RIYADH, Saudi Arabia (AP) — Charges and a trial are expected soon in Saudi Arabia over last year's crane collapse in Mecca that killed 111 pilgrims and injured nearly 240 people just days before the start of the annual hajj pilgrimage, according to a report published Tuesday.
The state-linked Al-Riyadh newspaper said the Bureau of Investigation and Prosecution in Mecca has handed over its findings to Mecca's criminal court for judicial review. Details of the investigation have not been made public.
The crane collapsed amid unusually strong winds on Sept. 11, piercing through parts of the roof of the Grand Mosque that houses the cube-shaped Kaaba and bringing down slabs of concrete on worshippers below.
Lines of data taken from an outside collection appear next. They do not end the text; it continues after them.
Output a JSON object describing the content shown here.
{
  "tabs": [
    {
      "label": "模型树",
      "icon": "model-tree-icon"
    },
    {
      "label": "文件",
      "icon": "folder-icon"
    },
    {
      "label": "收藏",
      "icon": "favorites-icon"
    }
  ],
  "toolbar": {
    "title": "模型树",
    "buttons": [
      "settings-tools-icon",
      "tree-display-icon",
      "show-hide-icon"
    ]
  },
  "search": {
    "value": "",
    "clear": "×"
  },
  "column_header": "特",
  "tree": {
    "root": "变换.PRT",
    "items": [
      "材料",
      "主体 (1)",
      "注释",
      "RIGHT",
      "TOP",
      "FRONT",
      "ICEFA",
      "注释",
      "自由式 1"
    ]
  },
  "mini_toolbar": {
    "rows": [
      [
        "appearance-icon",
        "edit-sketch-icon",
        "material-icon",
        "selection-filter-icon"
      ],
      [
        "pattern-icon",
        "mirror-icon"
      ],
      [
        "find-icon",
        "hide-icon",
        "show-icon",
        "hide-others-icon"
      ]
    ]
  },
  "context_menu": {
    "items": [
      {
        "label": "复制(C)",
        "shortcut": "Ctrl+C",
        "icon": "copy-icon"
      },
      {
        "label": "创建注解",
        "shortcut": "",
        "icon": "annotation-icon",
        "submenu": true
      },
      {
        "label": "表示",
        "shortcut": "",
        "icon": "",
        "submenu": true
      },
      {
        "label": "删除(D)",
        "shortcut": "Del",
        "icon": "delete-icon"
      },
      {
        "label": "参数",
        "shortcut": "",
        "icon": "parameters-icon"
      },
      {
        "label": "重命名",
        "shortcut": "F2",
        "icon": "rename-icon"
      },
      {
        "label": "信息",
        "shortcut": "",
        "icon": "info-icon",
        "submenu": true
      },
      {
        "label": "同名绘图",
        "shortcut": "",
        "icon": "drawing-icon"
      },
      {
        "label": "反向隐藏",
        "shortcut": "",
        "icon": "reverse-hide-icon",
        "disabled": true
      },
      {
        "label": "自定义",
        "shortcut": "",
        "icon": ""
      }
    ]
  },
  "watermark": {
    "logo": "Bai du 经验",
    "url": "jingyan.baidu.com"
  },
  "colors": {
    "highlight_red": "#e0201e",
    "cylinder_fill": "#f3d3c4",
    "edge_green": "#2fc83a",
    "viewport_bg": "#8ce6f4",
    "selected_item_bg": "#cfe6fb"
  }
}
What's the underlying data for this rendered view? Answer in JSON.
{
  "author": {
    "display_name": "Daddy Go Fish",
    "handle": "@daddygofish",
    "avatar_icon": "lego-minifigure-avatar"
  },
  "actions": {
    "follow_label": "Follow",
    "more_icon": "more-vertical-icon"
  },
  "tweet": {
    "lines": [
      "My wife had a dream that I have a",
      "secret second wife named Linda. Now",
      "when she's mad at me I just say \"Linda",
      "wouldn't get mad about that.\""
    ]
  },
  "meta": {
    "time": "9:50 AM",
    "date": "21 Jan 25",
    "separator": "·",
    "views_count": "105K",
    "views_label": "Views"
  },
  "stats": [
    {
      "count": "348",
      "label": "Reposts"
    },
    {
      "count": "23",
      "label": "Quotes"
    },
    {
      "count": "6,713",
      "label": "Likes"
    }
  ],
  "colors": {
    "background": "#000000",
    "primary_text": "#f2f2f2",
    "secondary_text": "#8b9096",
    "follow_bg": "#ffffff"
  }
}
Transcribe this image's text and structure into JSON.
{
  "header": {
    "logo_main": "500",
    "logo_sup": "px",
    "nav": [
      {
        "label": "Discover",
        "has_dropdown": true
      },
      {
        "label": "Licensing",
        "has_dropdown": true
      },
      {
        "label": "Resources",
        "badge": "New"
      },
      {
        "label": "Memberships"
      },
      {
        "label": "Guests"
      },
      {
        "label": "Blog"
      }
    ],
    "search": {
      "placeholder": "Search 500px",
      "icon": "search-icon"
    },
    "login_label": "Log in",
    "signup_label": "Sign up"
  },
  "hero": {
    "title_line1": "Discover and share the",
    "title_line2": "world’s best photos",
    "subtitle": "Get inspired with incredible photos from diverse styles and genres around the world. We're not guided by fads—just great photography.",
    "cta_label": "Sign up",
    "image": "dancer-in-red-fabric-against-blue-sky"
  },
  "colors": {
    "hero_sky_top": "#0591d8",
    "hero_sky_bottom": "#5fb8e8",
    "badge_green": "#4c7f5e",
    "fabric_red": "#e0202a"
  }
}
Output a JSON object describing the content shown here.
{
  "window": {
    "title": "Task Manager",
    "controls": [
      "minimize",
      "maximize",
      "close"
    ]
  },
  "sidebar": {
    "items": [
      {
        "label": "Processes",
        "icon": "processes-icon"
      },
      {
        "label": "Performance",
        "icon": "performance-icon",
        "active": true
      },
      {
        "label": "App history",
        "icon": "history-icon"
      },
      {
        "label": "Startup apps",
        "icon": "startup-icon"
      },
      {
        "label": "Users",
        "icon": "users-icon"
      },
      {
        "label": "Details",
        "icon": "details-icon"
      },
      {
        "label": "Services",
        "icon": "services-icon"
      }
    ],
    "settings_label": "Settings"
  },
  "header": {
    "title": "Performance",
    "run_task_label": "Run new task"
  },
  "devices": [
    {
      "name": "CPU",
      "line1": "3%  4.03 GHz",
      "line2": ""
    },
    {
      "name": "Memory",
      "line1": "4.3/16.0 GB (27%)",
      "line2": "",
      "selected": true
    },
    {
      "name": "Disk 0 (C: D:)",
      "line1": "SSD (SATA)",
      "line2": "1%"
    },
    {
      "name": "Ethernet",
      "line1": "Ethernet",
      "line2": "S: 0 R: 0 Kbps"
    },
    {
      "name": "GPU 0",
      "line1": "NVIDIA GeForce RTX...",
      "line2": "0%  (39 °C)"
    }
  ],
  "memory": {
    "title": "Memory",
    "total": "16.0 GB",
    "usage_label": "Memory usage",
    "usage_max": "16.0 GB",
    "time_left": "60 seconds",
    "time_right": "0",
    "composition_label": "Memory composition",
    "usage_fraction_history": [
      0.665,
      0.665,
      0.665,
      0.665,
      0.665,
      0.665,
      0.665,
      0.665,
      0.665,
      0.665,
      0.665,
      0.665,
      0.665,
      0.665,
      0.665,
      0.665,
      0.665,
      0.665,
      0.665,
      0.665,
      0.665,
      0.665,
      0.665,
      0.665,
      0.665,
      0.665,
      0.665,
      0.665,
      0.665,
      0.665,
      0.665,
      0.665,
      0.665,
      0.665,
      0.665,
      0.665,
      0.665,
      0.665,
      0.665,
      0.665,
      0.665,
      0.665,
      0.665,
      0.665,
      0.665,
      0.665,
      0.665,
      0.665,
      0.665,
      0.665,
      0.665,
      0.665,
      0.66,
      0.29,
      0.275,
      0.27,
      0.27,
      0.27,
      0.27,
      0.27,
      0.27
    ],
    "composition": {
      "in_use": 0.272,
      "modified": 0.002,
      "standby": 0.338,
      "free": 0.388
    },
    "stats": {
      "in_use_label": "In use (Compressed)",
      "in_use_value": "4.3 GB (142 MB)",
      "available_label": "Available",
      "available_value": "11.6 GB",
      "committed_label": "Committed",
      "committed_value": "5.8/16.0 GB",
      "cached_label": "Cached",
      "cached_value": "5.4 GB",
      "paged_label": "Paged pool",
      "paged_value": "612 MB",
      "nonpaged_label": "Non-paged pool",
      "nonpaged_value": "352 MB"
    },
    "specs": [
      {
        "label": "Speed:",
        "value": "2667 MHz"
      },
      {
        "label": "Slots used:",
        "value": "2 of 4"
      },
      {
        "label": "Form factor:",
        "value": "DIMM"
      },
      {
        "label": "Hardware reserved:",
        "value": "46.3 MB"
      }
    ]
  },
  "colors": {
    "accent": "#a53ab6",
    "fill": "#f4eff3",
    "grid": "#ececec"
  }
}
Dozens of cranes surround Mecca's Grand Mosque, part of a massive construction effort headed by the Saudi Binladin Group. The Binladin family has been close to Saudi Arabia's ruling family for decades and runs major building projects. Al-Qaida's late leader Osama bin Laden was a renegade son disowned by the family in the 1990s.
It's yet unclear who will be charged and how many facing trial will include government officials and executives and engineers from the Binladin Group.
After the incident, King Salman blamed in part the construction giant, saying the crane's arm should not have been left up when it was not in use. Several company executives were also banned from traveling abroad.
The king ordered 1 million riyals ($267,000) be paid to the relatives of those killed, and the same amount to those permanently injured. Those with lesser injuries were to receive half that amount.
It was the first of two major tragedies to mar last year's hajj. A stampede and crush of pilgrims killed more than 2,400 people on Sept. 24, according to an Associated Press count.